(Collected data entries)
────────
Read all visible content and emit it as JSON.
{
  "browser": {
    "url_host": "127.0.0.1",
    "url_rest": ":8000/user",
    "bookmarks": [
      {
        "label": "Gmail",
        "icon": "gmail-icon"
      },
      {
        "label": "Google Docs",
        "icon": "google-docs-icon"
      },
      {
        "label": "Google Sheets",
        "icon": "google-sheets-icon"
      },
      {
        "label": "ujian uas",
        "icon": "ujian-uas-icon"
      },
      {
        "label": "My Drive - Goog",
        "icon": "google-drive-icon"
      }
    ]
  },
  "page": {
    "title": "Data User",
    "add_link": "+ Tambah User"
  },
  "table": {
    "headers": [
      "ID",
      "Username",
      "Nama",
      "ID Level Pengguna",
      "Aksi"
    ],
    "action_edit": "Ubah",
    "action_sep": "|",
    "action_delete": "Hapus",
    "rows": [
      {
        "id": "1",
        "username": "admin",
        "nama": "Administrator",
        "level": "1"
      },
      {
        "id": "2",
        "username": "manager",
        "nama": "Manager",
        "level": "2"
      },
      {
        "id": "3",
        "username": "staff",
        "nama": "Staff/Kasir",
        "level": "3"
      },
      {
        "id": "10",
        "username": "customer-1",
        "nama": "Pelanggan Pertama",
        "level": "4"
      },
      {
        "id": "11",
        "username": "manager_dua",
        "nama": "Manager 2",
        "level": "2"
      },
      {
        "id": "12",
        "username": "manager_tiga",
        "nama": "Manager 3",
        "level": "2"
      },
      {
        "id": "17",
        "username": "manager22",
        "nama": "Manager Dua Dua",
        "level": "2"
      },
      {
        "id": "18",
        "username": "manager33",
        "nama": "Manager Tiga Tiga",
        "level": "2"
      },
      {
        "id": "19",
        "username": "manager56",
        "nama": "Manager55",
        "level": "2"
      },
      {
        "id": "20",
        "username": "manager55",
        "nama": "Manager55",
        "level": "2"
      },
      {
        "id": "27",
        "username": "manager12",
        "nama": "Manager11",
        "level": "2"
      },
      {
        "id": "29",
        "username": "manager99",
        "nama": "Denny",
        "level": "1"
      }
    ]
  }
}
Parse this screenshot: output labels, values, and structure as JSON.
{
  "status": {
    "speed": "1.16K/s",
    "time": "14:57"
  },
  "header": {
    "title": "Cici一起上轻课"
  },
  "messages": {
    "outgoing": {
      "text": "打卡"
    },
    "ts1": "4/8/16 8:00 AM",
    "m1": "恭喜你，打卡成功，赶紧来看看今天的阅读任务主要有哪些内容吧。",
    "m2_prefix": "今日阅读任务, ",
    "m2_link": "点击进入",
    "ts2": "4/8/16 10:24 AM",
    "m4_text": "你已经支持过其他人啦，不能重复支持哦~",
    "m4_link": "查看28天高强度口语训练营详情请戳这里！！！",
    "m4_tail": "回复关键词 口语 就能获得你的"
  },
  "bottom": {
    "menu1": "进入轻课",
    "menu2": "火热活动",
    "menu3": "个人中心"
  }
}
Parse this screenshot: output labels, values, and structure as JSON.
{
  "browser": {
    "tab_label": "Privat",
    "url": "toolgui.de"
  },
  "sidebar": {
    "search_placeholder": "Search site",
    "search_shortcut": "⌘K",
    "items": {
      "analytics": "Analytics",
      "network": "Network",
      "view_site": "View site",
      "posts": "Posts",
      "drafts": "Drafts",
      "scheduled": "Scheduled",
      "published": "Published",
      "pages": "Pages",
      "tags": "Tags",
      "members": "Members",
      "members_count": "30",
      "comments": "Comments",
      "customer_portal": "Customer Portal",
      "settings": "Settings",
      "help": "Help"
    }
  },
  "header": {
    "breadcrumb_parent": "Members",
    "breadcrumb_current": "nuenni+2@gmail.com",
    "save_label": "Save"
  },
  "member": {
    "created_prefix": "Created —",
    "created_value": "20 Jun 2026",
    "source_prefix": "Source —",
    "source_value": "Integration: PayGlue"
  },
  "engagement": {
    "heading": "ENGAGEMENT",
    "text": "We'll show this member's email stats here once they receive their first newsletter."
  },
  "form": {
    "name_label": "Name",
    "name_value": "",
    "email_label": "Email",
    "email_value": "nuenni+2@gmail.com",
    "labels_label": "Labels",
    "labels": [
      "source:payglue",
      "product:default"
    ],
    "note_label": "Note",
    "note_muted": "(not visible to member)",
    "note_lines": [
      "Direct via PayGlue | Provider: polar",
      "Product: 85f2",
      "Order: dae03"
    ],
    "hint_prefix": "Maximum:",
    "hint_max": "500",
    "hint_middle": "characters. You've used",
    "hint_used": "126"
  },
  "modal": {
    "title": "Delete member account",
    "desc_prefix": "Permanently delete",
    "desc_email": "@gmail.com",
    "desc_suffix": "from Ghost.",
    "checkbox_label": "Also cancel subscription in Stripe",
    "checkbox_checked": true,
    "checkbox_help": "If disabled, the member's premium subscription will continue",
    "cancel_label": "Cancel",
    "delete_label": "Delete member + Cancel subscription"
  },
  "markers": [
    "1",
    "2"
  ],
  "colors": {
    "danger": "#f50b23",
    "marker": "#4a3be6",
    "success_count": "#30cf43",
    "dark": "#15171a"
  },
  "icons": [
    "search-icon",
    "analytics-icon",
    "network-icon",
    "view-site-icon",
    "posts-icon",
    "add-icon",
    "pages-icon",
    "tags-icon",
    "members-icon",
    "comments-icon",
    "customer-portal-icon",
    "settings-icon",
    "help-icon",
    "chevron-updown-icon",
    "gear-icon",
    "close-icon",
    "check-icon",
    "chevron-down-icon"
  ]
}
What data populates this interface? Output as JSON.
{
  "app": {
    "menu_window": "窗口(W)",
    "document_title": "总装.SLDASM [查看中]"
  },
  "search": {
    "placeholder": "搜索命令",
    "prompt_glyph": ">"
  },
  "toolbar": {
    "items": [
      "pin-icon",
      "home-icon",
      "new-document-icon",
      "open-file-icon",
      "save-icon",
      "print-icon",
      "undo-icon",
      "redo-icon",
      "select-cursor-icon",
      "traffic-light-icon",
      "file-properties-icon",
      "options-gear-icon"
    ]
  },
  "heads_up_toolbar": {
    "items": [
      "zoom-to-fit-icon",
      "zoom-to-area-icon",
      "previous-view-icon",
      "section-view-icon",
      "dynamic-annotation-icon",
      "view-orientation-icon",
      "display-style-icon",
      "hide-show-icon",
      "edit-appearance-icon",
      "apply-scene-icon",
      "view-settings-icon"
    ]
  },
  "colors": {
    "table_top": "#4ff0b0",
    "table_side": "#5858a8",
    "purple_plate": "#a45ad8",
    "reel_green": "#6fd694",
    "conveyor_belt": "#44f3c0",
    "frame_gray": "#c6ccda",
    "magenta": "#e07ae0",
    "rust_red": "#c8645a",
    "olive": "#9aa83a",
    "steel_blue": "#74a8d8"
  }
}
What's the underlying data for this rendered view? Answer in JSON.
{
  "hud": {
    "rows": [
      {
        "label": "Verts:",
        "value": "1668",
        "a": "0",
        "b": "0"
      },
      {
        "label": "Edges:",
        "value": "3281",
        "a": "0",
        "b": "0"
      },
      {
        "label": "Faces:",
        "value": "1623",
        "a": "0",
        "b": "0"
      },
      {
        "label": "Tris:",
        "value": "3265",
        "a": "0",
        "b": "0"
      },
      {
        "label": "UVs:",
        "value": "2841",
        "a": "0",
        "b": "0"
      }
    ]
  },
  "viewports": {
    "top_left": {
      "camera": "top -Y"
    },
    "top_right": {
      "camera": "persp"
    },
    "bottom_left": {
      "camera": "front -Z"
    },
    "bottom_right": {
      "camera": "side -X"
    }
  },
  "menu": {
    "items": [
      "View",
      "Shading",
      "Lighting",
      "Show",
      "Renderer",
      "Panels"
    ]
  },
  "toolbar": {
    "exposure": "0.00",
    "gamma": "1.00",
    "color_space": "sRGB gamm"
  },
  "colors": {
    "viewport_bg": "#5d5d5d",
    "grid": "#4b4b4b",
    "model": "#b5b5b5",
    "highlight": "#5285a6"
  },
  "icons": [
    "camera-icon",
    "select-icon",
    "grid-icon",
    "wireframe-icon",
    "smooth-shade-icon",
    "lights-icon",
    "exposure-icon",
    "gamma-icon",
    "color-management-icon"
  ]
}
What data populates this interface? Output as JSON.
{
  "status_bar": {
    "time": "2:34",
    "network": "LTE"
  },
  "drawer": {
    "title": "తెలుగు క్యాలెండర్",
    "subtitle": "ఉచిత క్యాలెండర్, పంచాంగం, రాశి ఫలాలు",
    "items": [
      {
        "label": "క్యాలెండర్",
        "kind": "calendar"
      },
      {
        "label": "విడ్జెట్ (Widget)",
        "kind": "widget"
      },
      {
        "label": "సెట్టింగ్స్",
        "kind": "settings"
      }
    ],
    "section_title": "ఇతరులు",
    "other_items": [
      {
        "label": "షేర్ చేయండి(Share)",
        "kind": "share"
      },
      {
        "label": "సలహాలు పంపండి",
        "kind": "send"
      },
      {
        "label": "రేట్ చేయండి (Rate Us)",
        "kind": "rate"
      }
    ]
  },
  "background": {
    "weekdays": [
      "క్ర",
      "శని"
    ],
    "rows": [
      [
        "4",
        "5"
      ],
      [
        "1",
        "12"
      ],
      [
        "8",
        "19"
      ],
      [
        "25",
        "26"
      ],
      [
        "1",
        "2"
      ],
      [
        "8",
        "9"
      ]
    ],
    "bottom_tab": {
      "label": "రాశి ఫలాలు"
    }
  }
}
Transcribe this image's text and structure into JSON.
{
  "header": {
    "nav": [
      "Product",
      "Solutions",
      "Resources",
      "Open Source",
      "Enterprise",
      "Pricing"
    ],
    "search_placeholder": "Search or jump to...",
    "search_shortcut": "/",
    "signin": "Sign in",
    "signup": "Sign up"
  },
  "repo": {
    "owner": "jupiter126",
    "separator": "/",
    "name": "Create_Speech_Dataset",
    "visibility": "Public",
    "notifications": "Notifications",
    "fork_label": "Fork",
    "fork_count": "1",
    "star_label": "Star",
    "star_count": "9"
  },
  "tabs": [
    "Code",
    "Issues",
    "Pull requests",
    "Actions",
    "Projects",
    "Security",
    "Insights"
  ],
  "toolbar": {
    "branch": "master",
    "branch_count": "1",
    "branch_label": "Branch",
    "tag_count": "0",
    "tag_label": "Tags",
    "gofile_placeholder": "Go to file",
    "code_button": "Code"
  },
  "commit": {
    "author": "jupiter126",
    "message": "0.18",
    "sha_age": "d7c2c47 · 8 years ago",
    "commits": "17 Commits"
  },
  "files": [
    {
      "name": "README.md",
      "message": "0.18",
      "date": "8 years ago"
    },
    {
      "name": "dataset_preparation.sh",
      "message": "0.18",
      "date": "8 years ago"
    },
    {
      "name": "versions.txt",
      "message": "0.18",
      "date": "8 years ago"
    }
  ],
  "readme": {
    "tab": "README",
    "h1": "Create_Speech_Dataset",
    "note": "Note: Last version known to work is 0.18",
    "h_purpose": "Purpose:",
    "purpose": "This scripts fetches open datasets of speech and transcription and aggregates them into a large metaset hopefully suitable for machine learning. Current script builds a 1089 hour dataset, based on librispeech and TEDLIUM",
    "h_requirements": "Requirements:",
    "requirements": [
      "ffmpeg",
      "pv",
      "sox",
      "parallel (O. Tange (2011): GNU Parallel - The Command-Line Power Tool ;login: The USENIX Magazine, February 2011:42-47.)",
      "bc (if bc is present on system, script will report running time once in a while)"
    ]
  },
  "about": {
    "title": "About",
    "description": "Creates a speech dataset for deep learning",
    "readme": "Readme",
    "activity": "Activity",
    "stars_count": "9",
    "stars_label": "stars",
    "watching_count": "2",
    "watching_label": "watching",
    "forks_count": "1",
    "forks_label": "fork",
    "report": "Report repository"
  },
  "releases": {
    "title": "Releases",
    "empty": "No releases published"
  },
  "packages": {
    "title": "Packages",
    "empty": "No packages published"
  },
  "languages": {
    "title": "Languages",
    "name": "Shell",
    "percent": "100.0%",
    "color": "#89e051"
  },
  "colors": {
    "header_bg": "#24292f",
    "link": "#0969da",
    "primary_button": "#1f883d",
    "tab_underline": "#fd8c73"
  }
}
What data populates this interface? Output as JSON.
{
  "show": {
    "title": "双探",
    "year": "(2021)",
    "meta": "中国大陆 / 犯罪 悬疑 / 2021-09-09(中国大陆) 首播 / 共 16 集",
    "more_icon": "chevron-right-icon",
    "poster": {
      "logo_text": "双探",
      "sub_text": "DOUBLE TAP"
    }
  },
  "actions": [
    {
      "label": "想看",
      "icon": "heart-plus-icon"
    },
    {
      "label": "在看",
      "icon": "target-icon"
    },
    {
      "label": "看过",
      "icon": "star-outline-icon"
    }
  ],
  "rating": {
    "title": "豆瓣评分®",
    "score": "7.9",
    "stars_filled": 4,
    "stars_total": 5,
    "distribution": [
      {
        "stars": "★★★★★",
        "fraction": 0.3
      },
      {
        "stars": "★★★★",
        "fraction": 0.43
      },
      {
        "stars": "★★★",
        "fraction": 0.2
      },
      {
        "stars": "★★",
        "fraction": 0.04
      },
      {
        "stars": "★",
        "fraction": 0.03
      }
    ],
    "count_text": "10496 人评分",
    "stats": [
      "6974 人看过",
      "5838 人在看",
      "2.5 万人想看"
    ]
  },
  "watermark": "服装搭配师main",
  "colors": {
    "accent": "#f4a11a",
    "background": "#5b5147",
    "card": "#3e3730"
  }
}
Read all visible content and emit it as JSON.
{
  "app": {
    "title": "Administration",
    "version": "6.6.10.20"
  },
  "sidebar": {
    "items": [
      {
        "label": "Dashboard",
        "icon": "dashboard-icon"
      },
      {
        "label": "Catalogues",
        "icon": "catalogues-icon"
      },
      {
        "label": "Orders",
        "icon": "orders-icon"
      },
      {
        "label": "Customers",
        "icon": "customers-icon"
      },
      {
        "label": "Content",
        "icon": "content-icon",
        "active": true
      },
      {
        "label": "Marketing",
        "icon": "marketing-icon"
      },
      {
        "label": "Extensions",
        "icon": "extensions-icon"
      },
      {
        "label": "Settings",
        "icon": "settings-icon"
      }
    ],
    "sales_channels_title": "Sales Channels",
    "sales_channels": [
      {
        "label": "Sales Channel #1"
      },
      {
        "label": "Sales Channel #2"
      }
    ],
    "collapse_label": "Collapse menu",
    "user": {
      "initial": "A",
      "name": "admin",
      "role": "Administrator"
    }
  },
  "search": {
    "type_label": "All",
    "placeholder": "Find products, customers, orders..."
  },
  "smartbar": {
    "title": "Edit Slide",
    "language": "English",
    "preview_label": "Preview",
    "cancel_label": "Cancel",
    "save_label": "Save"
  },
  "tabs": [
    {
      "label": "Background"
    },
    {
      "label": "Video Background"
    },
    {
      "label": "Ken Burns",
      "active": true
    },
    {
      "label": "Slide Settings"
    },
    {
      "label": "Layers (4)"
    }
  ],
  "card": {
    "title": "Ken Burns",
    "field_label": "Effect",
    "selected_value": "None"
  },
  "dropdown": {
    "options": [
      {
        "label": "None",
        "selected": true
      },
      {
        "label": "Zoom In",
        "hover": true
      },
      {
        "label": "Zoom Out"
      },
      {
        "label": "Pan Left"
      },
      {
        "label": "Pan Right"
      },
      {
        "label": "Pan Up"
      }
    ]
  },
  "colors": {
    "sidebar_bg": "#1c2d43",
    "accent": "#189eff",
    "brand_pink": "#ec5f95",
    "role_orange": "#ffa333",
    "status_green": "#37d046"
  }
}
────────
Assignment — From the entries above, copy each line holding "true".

Exercise answer —
    "checkbox_checked": true,
        "active": true
      "active": true
        "selected": true
        "hover": true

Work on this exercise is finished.